SHE hangs clothes on the clothesline made by barbed wire but the clothes being stiff and starchy like her skin don’t rip.
She takes the empty pail and places it in her one-room house, windows made from pellets fired by the Indian army. She sits on the stool made by her late husband and takes a glimpse of her son’s shoes.
She still remembers it like yesterday. She had last seen her son fighting the soldiers, she had last heard him pleading with them to stop, but they dragged him and shot pellets. She had last heard him say these words “I’ll tell Allah all about you and he’ll punish you”.
She could feel his lungs going weak, from shouting. She could do nothing other than scream in pain, hatred and anger as the other women held her from running to her son as she would’ve met the same fate. All that was left of that 12 year old boy was a pair of bloody shoes which still showed signs of agony. Two years ago, her husband had met the same fate, but he was killed more brutally: he was shot several times but he still hurled stones at them until his heart stopped pumping.
She lay on the floor thinking death would be round the corner now. Pain, fear, anger were just words to her with no real meaning. All she wanted was justice. That was all she demanded. Sadly, this world is filled with too many humanitarian groups to hear her voice. They are too busy with speeches and posting their achievements and pictures to listen to her pleas.

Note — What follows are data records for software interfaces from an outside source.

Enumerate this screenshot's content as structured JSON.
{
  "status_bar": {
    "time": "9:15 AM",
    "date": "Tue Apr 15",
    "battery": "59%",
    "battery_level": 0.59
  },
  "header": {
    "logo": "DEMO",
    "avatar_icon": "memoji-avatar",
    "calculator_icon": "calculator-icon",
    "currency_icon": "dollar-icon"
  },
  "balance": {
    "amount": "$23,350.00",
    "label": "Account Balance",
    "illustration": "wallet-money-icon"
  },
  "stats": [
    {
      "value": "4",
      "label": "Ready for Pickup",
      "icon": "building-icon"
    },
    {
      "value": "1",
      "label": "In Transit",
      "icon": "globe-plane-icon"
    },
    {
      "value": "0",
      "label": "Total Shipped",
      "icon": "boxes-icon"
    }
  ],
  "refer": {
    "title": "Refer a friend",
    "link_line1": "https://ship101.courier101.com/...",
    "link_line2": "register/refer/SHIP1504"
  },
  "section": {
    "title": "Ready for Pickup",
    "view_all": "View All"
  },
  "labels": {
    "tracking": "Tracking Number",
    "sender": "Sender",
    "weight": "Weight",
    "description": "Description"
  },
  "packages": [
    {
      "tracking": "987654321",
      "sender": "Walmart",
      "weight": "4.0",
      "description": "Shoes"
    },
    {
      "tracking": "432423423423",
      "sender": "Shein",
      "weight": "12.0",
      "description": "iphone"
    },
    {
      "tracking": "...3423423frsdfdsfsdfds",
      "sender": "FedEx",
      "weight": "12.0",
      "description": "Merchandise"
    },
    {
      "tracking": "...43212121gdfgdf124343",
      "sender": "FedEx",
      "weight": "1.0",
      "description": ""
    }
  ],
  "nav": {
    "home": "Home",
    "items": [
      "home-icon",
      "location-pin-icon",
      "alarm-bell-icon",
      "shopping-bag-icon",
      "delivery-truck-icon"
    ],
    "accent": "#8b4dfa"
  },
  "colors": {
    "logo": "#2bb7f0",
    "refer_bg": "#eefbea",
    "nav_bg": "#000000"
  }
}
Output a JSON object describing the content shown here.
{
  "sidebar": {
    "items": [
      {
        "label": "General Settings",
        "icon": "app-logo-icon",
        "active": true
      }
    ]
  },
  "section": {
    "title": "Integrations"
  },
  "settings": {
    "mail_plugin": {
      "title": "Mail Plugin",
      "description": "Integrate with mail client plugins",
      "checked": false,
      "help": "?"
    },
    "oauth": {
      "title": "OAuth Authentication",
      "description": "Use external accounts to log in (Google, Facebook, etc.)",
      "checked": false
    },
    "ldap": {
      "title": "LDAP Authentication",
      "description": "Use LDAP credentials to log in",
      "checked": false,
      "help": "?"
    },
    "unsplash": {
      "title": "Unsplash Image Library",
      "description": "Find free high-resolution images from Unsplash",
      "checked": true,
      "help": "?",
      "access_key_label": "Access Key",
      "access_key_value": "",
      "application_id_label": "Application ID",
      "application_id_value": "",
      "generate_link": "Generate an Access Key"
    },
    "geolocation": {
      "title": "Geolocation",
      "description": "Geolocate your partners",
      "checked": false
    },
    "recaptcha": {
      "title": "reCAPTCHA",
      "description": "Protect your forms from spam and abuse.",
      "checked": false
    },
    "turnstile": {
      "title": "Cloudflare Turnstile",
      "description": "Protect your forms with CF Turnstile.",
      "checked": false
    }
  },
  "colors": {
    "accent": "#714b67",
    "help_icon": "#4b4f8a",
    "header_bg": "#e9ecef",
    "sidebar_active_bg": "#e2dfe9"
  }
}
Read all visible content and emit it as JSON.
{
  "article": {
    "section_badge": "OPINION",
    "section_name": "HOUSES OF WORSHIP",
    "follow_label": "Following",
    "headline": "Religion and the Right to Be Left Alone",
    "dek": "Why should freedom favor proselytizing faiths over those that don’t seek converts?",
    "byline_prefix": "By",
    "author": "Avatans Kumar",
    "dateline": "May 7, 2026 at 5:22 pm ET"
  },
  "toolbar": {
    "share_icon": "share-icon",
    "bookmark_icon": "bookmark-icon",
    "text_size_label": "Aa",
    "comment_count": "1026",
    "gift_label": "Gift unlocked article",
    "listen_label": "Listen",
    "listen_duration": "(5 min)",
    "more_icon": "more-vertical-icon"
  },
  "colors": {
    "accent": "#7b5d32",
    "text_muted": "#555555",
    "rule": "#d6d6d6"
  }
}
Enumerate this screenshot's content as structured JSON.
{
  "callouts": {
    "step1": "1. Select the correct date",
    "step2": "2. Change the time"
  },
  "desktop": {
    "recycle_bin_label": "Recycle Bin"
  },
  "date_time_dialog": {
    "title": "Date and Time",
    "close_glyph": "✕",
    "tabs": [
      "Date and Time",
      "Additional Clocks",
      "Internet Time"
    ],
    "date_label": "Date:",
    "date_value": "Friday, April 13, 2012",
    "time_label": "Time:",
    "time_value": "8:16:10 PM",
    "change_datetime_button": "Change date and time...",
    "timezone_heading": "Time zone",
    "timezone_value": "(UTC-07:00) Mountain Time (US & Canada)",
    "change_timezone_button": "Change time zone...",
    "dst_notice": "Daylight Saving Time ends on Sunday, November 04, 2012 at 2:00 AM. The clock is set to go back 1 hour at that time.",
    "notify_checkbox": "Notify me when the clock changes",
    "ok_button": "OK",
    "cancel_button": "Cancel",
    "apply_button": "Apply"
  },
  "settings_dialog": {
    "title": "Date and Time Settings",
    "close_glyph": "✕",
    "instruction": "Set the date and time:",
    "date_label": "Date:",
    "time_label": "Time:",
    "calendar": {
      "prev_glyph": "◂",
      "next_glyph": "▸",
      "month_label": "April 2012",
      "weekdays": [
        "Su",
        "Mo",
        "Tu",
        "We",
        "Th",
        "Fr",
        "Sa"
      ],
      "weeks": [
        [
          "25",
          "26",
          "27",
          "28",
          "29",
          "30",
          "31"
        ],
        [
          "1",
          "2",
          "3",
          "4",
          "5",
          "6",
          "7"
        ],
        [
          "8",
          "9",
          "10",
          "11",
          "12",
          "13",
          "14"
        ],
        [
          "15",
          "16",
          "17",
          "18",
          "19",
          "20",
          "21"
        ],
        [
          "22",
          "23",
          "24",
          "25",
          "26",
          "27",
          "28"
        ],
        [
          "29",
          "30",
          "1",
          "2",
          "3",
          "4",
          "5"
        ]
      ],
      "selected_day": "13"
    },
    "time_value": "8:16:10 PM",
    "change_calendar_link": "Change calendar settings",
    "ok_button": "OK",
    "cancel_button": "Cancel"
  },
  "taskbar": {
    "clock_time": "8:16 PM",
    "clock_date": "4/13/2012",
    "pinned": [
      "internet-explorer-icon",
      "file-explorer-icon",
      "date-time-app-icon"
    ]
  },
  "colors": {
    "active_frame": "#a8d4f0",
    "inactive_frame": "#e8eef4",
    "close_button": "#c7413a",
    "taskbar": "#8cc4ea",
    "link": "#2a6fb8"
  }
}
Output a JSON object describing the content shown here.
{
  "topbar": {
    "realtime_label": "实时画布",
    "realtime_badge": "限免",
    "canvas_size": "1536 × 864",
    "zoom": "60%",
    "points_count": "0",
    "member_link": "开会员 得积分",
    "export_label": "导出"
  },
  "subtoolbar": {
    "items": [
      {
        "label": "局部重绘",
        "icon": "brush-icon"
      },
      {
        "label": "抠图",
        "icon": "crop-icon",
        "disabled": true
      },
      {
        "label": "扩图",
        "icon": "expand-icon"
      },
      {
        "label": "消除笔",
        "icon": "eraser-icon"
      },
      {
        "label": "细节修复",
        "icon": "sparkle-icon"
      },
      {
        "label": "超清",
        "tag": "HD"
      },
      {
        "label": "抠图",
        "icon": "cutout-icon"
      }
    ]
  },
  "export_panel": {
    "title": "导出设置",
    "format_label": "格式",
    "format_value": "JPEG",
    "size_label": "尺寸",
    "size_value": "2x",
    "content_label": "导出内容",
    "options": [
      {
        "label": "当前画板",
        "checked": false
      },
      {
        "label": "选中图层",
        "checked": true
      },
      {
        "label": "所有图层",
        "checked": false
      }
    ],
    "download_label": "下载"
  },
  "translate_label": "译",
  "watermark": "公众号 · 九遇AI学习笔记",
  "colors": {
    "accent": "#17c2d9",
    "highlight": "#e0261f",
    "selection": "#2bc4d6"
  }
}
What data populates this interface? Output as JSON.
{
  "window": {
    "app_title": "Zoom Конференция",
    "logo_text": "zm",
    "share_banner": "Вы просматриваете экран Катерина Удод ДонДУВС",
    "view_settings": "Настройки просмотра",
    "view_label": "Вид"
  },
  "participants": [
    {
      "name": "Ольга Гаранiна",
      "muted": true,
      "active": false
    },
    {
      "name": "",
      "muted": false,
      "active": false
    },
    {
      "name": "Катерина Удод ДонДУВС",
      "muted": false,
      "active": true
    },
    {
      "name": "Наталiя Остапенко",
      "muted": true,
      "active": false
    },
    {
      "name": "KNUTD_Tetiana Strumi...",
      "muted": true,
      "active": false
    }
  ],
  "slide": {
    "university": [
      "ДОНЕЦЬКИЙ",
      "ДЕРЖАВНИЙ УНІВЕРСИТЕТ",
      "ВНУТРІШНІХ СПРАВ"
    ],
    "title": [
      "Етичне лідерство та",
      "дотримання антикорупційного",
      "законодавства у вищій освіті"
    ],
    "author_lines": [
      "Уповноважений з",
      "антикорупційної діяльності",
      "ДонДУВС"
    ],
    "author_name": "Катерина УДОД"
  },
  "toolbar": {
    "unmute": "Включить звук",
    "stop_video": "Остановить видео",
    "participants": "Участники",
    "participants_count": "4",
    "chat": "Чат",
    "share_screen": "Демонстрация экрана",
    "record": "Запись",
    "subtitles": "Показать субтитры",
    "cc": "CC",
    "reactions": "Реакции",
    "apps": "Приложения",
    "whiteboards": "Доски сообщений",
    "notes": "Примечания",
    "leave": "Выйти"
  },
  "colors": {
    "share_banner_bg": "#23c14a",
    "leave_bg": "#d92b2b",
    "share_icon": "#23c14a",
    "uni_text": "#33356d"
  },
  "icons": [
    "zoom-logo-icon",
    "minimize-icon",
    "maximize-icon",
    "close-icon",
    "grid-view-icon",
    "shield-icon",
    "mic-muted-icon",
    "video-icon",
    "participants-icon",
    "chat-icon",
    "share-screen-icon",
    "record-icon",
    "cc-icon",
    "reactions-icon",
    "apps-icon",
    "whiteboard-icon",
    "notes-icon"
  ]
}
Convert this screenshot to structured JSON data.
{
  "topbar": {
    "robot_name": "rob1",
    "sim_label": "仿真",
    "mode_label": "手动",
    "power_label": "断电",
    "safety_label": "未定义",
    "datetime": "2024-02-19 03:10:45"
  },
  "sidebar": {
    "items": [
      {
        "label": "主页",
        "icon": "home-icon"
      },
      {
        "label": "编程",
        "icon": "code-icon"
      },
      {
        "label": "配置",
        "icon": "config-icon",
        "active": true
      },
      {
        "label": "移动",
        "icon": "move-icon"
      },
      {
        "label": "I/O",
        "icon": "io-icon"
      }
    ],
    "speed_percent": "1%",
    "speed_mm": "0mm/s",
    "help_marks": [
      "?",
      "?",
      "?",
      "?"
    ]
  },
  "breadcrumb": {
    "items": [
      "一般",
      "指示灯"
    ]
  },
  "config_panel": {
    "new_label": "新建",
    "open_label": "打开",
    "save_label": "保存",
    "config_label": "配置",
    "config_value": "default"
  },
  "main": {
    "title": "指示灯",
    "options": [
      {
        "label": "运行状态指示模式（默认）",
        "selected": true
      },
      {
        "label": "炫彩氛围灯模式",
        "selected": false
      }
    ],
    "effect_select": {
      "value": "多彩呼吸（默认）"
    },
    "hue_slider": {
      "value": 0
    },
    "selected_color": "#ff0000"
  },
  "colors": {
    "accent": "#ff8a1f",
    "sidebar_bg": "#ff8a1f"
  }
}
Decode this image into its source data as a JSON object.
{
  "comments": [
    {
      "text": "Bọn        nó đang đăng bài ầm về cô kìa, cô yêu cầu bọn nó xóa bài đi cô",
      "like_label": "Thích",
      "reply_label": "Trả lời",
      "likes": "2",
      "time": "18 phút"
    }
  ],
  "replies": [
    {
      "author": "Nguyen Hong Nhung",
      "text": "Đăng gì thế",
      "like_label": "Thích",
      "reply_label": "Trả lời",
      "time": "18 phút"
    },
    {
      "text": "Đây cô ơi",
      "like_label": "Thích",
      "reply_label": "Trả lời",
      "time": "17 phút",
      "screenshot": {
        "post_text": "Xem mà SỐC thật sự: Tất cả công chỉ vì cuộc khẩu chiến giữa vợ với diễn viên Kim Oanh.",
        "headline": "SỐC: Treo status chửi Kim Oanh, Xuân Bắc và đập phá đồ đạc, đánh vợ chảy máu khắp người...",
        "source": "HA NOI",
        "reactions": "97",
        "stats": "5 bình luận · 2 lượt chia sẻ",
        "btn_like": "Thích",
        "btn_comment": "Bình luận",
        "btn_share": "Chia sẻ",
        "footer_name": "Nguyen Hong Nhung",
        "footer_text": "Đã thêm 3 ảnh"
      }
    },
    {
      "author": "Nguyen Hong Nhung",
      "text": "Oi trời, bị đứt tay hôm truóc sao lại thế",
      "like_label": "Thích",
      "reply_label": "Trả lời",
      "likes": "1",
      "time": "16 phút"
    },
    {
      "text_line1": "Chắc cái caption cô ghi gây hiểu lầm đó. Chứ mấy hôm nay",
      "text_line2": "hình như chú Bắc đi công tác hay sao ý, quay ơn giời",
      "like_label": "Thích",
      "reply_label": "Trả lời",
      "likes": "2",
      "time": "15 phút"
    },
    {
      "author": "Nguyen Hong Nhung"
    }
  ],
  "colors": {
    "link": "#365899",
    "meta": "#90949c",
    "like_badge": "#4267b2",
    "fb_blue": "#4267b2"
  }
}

She went to her neighbours to hear the latest news, and while changing the channels on TV saw Atif Aslam performing in India and remembered how her son loved him but was killed. Little did she know that his son’s favourite singer was a Pakistani not an Indian
Published in Dawn, September 10th, 2019